The Flower Fairies are a series of illustrations by Cicely Mary Barker, which feature in a series of children's books, often accompanied by poetry. The drawings are Pre-Raphaelite influenced, and notable for their botanical accuracy.
The Flower Fairies themselves are small, childlike fairies, often with butterfly-like wings. Cute and sweet-natured, if occasionally mischievous, they are each associated with a different flowering plant, and dressed to resemble that plant.
The books in the series are:
- Flower Fairies of the Spring (1923)
- Flower Fairies of the Summer (1925)
- Flower Fairies of the Autumn (1926)
- A Flower Fairy Alphabet (1934)
- Flower Fairies of the Trees (1940)
- Flower Fairies of the Garden (1944)
- Flower Fairies of the Wayside (1948)
- Flower Fairies of the Winter (1985)
More information about the Flower Fairies, including illustrations of the fairies and a biography of the author, can be found on their official website.
The Flower Fairies provide examples of:
- Anthropomorphic Personification
- Common Meter: Used in some of the poems, such as "Christmas Tree" and "Sycamore".
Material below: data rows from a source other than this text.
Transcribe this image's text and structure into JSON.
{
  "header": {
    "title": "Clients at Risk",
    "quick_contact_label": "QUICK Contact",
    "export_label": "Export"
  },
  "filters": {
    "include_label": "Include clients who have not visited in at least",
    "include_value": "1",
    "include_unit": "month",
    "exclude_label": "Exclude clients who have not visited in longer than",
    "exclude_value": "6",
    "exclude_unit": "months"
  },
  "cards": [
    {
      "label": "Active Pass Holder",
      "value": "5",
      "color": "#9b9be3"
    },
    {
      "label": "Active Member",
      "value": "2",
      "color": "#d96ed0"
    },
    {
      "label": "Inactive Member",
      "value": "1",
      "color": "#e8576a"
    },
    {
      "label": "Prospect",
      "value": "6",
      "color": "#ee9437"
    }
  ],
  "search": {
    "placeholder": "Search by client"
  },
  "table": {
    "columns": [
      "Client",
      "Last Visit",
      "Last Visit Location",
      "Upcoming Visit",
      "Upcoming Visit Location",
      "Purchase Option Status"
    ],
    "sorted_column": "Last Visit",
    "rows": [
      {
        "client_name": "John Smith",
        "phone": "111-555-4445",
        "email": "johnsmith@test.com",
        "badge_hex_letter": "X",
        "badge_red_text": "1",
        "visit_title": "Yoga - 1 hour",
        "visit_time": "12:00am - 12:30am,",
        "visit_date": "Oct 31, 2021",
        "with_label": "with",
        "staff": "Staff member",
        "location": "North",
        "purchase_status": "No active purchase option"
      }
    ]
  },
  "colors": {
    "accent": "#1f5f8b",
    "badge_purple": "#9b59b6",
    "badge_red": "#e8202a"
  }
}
- Don't Try This At Home: Readers are warned against playing with poisonous laburnum pods.
- I Just Want to Be Beautiful: From the alphabet, poor Fairy U.
- Our Fairies Are Different: They're small, winged and associated with flowers.
- Reasonable Authority Figure: The Golden Kingcup Fairy.
- Shown Her Work: The flowers Barker has drawn are all true to their real life counterparts. Even more impressive seeing as she had to draw both the flowers and the children used for her models at an equal scale.